Ranked as a Class 5 mutant courtesy of her telekinetic and telepathic abilities of limitless range, Grey was a beloved member of the X-Men as she was most synonymous for her caring and nurturing nature.
This contrasted quickly when she would evolve into the Dark Phoenix, possessed by the alternate personality she tried and failed to suppress. Fans were left disappointed that the 2006 film used the concluding scenes as an end point, as the Dark Phoenix was an element of the comics that was worthy of its own series.
2. Dr. Manhattan
Dr. Manhattan is an incredibly intriguing being who can virtually achieve anything he so desires. The DC character was originally a nuclear physicist in 1959 called Dr. Jonathan Osterman until a certain accident turned him into an all-seeing, all-conquering superhero.
Named after the Manhattan Project, the man played by Billy Crudup in Watchmen works as an agent of the United States government and because of which, his actions and intentions are always compromised for the “greater good.” Dr. Manhattan is the greatest of contradictions because for all his powers, including teleportation, invulnerability, dimension travel, superhuman strength and more, he does not relate to humans whatsoever.
There is a strong degree of apathy to the being which creates a huge paradox. If he can’t appreciate or understand the value of human life, how can he do his all to protect it, particularly when the US army have him as their glorified weapon?

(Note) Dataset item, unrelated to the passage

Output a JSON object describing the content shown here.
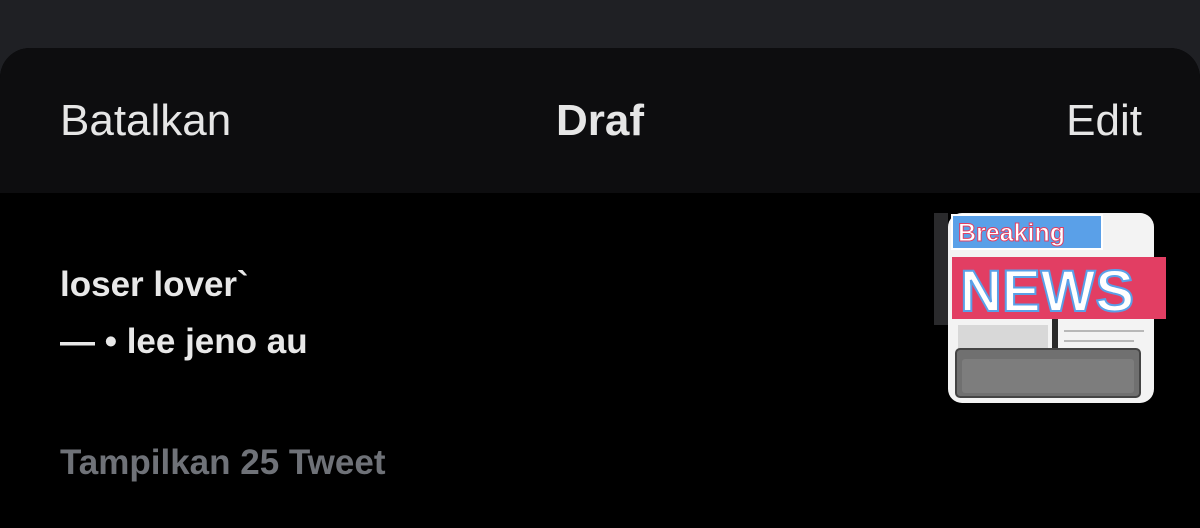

1. Tony Stark/Iron Man
Think about this for a moment. Tony Stark’s creations have wielded nothing but pure destruction, chaos, and death. Wherever the brilliant innovator, socialite and lady’s man ends up, there is inevitable conflict and much of it has come at his own hand. In 2008’s opening MCU installment Iron Man, the Stark Industries head was attacked by a convoy that carried one of his branded rocket-propelled grenades. This revealed how a group of terrorists in the Middle East managed to access the weaponry for their own gains.
Fast forward to Iron Man 2 and Stark’s rival Justin Hammer (Sam Rockwell) uses technology inspired by Stark Industries to use against the billionaire playboy courtesy of Ivan Vanko (Mickey Rourke). To make matters worse, Robert Downey Jr.’s character was the individual responsible for creating the “Ultron” defense program in The Avengers: Age of Ultron – a decision that backfired to the point where Sokovia is completely destroyed.
This would have serious repercussions for Captain America: Civil War, a title that featured Helmut Zemo (Daniel Bruhl) pitting the superheroes against each other.